With the speed of communications increasing in this super connected world full of apparatus willing to suck your info and sell it to the highest bidder, here is an interesting novel, in my opinion, for those who love the big brother theory and their googlish slaves! It is titled The Palace of Dreams by Ismail Kadare. A superb interview with Kadare can be read in The Paris Review (in English) here



Let’s face it your state could be the next unsettling Balkans! If you do not exercise your right to vote, and you do not care about the current events in the most profound way, then you will be BALKANIZED. 

Kadare, the author, dreamed this book up in Albania where it was published in 1981. He had to flee his country, and the French translation was published in 1990 with a first translation into English, shown above, in 1993.


George Orwell in his book 1984 never went this far but some bureaucratic institutions in the free world certainly will if they could and maybe they can.

Of a completely different nature are the books about conversations with authors or with artists or scientists. They offer us the opportunity to ponder about statements long after the person is gone. Here is such a book, Conversations with Isaac Bashevis Singer by Richard Burgin which I recently took from the bottom of my pile.


Here is a quote from page 82 where the author Richard Burgin asks Isaac Singer the following question:

Another of your recurring themes or motifs is the idea of a random element in life, of errors. Sometimes it seems as if these “errors” you describe in your fiction are self-willed.” Here is the response by Singer:

“According to Spinoza, there are no errors in the universe, errors are only errors from the human point of view. You would never say, for example, that an animal committed an error. Error is only a human condition. We would certainly never say that a stone commits an error when it falls on a roof. Because we assume that a person has free will, we say that he has made a mistake. The truth is that the belief in free will is a categorical imperative. You cannot live without believing in it. You can say a hundred times that it does not exist, just as you can say gravity does not exist. But while you say gravity does not exist you are still walking on the earth, you do not fly up to the sky. The very fact that we all talk about human errors is proof that we believe in man’s free will.”
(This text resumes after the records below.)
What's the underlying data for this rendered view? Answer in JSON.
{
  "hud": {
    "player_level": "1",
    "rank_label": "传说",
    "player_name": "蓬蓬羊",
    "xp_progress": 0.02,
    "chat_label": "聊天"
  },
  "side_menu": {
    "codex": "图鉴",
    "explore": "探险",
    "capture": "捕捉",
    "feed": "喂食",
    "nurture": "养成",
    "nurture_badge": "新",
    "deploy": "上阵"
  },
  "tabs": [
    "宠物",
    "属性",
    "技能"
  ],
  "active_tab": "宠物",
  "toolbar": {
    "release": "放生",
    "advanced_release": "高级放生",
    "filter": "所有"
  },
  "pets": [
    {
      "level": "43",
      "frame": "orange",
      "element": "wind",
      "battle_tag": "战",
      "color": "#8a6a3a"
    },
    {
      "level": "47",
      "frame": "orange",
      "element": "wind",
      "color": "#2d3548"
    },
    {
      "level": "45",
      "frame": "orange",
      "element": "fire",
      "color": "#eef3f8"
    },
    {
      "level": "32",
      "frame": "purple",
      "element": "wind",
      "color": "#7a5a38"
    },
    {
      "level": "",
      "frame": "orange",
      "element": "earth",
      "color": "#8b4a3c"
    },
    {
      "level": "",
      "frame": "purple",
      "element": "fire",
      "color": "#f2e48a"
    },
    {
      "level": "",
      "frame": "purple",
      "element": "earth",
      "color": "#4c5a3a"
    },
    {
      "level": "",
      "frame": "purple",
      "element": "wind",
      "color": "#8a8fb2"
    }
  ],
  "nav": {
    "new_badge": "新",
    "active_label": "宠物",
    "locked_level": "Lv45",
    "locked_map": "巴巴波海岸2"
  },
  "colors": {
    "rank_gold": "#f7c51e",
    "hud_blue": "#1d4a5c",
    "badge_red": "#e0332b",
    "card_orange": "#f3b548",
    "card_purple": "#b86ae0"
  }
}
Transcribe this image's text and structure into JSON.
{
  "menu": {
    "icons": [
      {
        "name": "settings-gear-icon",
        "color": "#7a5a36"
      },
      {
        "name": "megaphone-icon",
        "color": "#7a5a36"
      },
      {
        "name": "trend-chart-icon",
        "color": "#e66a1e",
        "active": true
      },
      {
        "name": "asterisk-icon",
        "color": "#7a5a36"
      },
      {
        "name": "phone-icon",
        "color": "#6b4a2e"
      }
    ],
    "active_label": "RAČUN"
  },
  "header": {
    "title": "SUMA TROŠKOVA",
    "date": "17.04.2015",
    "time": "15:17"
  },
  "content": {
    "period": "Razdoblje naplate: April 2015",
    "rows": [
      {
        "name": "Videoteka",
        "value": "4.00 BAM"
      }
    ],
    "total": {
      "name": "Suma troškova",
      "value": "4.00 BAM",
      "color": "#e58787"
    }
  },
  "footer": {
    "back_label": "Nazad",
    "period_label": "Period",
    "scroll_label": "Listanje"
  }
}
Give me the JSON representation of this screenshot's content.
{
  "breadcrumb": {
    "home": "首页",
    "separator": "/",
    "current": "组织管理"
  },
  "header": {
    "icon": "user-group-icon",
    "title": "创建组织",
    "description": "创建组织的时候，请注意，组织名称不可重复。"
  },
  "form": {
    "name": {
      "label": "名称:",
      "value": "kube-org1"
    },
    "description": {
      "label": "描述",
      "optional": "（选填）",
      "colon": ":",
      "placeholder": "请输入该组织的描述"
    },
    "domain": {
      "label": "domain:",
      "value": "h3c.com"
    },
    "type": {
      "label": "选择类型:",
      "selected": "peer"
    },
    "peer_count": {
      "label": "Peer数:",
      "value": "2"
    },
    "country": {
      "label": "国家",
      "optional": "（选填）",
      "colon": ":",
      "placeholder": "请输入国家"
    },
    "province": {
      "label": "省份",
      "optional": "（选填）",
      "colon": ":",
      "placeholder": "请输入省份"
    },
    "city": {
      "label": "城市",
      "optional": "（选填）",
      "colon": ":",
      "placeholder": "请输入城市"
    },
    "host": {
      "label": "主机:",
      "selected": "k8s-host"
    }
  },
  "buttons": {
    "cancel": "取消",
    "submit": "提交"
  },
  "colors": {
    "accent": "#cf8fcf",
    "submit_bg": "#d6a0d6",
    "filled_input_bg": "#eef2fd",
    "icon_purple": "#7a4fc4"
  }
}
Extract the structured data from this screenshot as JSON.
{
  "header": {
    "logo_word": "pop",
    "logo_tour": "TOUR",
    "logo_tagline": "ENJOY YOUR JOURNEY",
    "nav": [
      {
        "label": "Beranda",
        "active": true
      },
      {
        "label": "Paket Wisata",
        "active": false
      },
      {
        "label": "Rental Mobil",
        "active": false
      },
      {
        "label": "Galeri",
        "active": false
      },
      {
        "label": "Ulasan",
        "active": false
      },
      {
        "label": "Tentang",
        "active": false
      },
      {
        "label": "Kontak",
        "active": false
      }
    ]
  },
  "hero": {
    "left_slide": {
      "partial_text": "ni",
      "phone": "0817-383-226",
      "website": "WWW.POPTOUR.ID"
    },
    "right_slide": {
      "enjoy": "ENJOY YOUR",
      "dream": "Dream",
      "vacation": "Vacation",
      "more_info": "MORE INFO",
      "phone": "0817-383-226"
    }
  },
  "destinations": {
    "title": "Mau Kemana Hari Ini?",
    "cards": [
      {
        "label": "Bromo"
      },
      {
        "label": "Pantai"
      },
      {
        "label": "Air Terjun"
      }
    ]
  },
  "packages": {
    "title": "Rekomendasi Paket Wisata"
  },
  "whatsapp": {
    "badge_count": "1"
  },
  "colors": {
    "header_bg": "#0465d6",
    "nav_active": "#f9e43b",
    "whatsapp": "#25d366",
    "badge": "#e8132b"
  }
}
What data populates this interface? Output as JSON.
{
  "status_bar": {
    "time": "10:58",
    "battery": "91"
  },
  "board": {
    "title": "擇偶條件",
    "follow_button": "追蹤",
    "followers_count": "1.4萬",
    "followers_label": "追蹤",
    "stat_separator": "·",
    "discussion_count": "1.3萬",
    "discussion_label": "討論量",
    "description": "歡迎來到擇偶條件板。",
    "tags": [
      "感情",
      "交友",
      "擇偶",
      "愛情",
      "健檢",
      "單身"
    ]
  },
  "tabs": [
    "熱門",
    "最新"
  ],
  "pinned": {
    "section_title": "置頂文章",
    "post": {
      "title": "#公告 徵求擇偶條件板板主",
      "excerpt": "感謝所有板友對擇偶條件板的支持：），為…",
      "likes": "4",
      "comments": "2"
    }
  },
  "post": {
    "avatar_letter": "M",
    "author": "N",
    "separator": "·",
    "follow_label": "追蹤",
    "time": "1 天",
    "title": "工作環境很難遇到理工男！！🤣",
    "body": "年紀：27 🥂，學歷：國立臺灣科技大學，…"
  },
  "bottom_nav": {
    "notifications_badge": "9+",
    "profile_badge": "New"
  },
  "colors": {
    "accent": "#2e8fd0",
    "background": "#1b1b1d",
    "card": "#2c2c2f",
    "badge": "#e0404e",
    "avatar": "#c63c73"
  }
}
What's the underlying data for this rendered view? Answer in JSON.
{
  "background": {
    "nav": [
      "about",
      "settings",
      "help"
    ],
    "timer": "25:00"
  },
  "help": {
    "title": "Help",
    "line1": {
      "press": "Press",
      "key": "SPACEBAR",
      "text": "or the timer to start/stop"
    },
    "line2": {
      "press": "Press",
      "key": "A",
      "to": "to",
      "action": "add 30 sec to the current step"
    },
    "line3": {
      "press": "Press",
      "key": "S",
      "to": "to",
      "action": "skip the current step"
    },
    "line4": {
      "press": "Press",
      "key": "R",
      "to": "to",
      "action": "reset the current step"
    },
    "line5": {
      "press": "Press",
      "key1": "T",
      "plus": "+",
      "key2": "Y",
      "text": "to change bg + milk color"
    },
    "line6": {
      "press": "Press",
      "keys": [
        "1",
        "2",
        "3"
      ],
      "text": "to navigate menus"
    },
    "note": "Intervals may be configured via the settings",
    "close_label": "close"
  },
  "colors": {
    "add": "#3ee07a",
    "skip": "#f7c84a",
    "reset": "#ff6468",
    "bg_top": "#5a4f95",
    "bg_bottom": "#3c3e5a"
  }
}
Here is a wonderful video of Isaac in America: A Journey with Isaac Bashevis Singer running about 56 minutes. You will be able to walk with him through his neighborhood and his life’s recollections!

And I will end my post with best wishes from Twicemodern with lots of health and happiness and where possible (and it always is, when you believe, following Spinoza and Singer) love.